CITI CRACKS DOWN: Yesterday we briefly recapped the story of Chase getting burned by offering unlimited 5% rewards. Now it’s Citi’s turn: there are many reports on Flyertalk of Citi closing down people who have been churning a lot of gift cards on the Citi Preferred 5% gas/grocery/drugstore offer.
It’s a cliche, but…
Question for discussion: is the pigs/hogs metaphor more applicable to Citi or its customers?
What makes this very amusing to us is this isn’t the first time Citi has shot themselves in the foot with unlimited 5% rewards. Does anybody remember the Citi CashReturns card which offered unlimited 5% cash back for the first 3 months? Citi apparently does not, but we do, and frankly it’s surprising Citi or another major issuer has not hired us to evaluate offers, because we’d be awesome. “Yes, you did something like this in 2007 and it ended badly for you, though it was frickin’ awesome for your customers” we’d say.
“Not only that, but you let people get the same ‘intro’ offer a half-dozen times consecutively until you finally caught on a year and a half later. And you’re darn right there’s a Fatwallet Thread on this debacle, too.”
“And you know what?” we’d add. “You’re probably going to do something like this again in a few years.” Then, as long as we’re dreaming, we’d collect the six-figure check Citi is paying us to dispense such great advice and be on our merry way.
Given the way high-level bank executives move around so much, it wouldn’t surprise us if nobody from L’affaire CashReturns is still around at Citi to impart their wisdom. And given all that Citi’s been through since the credit bubble burst, it wouldn’t surprise us if employee morale were in terrible shape and nobody even cared if anybody was collecting thousands of dollars per month in credit card rewards unless the problem got so big it was costing Citi millions per month and somebody very high up the food chain started squawking. Who knows…
HILTON SURPASS INCREASES REWARDS VERY SLIGHTLY: The Amex Hilton Surpass is now offering 6 HHonors points for restaurant spending. Our response is a shrug–the Citi Forward offers 5 ThankYou Points (which can be exchanged for 7.5 HHonors points) and the newly revamped AARP card offers 3% cash back. After the recent Hilton devaluation 3% probably represents the ceiling of the value of 6 HHonors points per dollar.
Still, it’s good to see there’s some concern from the card marketers at Amex about the competitiveness of this particular product. Hopefully there are more changes to come?

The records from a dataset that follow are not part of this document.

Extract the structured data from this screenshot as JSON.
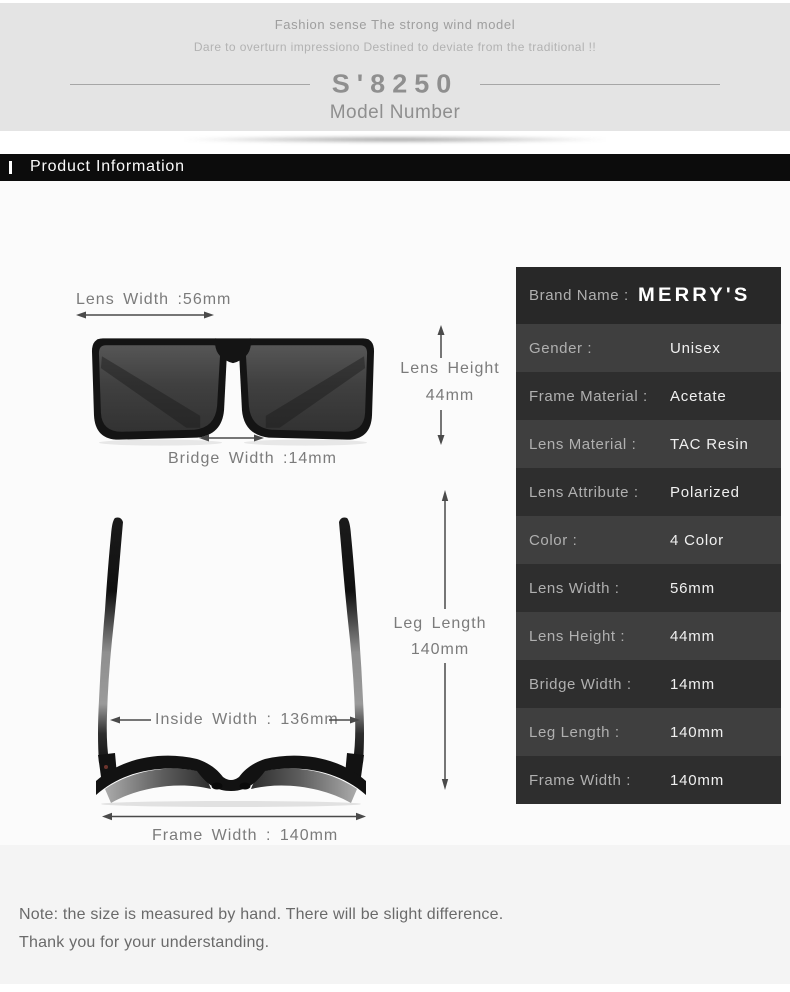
{
  "header": {
    "tagline1": "Fashion sense The strong wind model",
    "tagline2": "Dare to overturn impressiono Destined to deviate from the traditional !!",
    "model_number": "S'8250",
    "model_label": "Model Number"
  },
  "product_info_bar": {
    "title": "Product Information"
  },
  "diagram": {
    "front_view": {
      "lens_width": "Lens Width :56mm",
      "lens_height_line1": "Lens Height",
      "lens_height_line2": "44mm",
      "bridge_width": "Bridge Width :14mm"
    },
    "top_view": {
      "inside_width": "Inside Width : 136mm",
      "leg_length_line1": "Leg Length",
      "leg_length_line2": "140mm",
      "frame_width": "Frame Width : 140mm"
    }
  },
  "spec_table": {
    "brand": {
      "label": "Brand Name :",
      "value": "MERRY'S"
    },
    "rows": [
      {
        "label": "Gender :",
        "value": "Unisex"
      },
      {
        "label": "Frame Material :",
        "value": "Acetate"
      },
      {
        "label": "Lens Material :",
        "value": "TAC Resin"
      },
      {
        "label": "Lens Attribute :",
        "value": "Polarized"
      },
      {
        "label": "Color :",
        "value": "4 Color"
      },
      {
        "label": "Lens Width :",
        "value": "56mm"
      },
      {
        "label": "Lens Height :",
        "value": "44mm"
      },
      {
        "label": "Bridge Width :",
        "value": "14mm"
      },
      {
        "label": "Leg Length :",
        "value": "140mm"
      },
      {
        "label": "Frame Width :",
        "value": "140mm"
      }
    ]
  },
  "note": {
    "line1": "Note: the size is measured by hand. There will be slight difference.",
    "line2": "Thank you for your understanding."
  },
  "colors": {
    "header_bg": "#e4e4e4",
    "section_bar_bg": "#0c0c0c",
    "brand_row_bg": "#282828",
    "row_dark": "#2e2e2e",
    "row_light": "#3f3f3f",
    "table_label_text": "#b0b0b0",
    "table_value_text": "#f0f0f0",
    "measure_text": "#7b7b7b",
    "arrow": "#4a4a4a",
    "note_text": "#6a6a6a"
  }
}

SOCIALIZED MEDICINE–AWESOME OR HORRIBLE?: Okay, enough about credit cards! You’ve no doubt heard about Obamacare, and have probably formed your own opinion on it, and we have no interest in trying to change it, or even in making any intelligent commentary on the situation because frankly the entire topic is simultaneously perplexing and boring.
Love it or hate it, we do seem to be moving more toward the European model, so Pauline at Reach Financial Independence–a native Frenchwoman who lives in Guatemala and therefore has one of the more interesting personal finance blogs out there– gives her account, both the good and the bad, of life with France’s healthcare system. She describes it as “so awesome and so broken at the same time.” Conclusion:
Good or bad, we manage to have one of the highest life expectancy in the world, well over 80 years. But that may be due to wine.
We can only hope she’s made her peace with rum or guaro or Casillero Del Diablo or whatever they drink in Guatemala. Our five words of advice for anybody who’s in Central America or planning to go: Flor de Caña Siete Años.